Shulman also has barked that if he wins, he’ll “never play at the Rio or WSOP again. If I win, I’ll never play poker again.” We’ll see what happens with this hot head in the fall.
In fifth place heading into November play is Joe Cada, who will have his sights set on making both money and history in his attempt at taking home the “ugly” bracelet. Cada, just 21 years old, would break last year’s champion Peter Eastgate’s record, to become the WSOP main event’s youngest champ ever if he wins. Cada’s no spring chicken in the poker world though, as he began his professional poker career at just 17. His instant fame could make him poker’s “next big thing,” especially if he can survive to the finish.
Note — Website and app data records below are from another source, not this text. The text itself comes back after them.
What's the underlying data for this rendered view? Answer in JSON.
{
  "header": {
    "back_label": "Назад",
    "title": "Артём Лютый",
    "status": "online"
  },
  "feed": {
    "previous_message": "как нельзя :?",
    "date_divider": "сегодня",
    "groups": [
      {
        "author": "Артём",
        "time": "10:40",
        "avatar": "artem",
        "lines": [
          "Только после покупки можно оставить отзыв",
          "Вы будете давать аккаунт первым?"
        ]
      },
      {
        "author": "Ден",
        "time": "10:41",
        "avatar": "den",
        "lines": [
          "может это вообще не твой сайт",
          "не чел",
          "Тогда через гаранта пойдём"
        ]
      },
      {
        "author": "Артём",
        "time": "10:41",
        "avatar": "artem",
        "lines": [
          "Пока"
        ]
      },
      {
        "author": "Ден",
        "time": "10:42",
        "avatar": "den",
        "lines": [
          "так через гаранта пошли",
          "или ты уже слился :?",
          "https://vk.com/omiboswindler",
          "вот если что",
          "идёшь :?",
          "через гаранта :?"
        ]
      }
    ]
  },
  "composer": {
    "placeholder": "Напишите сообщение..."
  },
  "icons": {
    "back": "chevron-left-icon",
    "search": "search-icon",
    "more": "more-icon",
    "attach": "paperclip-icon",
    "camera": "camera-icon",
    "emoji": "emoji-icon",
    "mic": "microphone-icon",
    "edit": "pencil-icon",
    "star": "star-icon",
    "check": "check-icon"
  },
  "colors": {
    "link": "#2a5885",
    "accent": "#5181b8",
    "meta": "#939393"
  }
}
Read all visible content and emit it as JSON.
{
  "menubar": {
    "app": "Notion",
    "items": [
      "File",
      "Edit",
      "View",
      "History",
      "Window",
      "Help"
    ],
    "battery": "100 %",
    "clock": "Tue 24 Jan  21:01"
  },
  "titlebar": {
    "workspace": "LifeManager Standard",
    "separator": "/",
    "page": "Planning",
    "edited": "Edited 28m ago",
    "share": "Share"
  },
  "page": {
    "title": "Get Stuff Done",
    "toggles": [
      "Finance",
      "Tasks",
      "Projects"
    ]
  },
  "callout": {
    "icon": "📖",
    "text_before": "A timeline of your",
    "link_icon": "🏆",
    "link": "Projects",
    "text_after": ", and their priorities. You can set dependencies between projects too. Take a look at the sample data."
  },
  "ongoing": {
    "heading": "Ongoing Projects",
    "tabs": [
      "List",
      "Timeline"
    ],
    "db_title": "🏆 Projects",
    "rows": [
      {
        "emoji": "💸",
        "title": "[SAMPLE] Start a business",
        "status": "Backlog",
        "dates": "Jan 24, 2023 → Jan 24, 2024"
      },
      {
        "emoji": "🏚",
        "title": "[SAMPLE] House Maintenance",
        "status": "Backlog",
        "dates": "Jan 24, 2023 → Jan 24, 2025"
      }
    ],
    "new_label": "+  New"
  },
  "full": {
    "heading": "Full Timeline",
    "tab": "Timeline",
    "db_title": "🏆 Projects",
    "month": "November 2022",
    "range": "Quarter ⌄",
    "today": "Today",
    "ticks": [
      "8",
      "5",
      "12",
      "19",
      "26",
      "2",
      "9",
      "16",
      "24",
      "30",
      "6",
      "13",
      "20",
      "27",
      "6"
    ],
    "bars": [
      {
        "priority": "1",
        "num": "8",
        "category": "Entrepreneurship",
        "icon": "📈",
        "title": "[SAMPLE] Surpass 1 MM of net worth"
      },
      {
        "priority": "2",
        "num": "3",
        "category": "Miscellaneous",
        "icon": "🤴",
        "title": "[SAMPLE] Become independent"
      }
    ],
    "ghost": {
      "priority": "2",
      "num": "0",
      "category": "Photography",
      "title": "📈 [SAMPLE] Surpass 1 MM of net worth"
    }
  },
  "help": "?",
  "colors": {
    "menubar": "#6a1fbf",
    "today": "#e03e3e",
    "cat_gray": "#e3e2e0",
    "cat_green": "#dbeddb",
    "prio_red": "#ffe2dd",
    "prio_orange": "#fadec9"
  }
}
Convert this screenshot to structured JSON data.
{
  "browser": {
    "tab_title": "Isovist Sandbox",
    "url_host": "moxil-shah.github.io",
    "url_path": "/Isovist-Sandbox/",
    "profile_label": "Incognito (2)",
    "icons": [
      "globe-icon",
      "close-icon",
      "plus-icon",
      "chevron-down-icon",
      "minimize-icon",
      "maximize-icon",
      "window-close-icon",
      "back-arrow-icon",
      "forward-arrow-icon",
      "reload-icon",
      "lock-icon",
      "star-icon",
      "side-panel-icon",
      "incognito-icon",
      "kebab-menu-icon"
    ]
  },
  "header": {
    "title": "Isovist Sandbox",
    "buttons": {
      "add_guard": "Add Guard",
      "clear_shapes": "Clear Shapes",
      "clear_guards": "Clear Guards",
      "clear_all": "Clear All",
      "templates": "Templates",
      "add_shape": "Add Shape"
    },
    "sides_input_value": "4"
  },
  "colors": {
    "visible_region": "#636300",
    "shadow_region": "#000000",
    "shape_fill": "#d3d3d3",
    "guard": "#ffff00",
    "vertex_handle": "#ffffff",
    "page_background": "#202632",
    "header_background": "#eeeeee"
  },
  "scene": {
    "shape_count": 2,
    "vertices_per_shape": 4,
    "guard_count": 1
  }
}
At the opposite end of the spectrum, the final tournament’s oldest remaining player is 51-year-old Floridian Kevin Schaffel, a semi-retired businessman who plans to take some time away from poker over the weeks to come, keeping his mind occupied with golf instead.
Next, in the 7th spot, is one of poker’s greatest players in the world, the charismatic Phil Ivey. At just 33, Ivey is already a poker legend. The seven-time WSOP tournament winner has already won two gold bracelets in smaller events at this year’s series, and hopes to triple up in November. He is already guaranteed his best main event finish yet, after placing 10th in 2003, 20th in 2005, and 23rd in 2002. Not including his eventual main event winnings, this year he has already earned $3.46 million at the WSOP. He may be miles behind the leader, heading into the final table action with less than 5% of the chips remaining, but there’s no doubt every player’s focus will be on Ivey come November.
Rounding out the remaining field in the final nine is the table’s international flair, as France’s Antoine Saout and English pro James Akenhead enter play as the two short stacks of the group. Saout, 25, is a relative newcomer to the poker world, having only played on the live tournament circuit for just 10 months. Akenhead, 27, has the longest odds to emerge victorious this fall, as he’ll hope to go worst to first and pull the ultimate upset.
Nine guys with a wide array of backgrounds, but with one common goal. Ok, maybe eight and a half million goals. The debate on whether poker can be billed a “sport” or not can wage on, but there’s no doubt November’s final table will be competitive, dramatic, and very entertaining.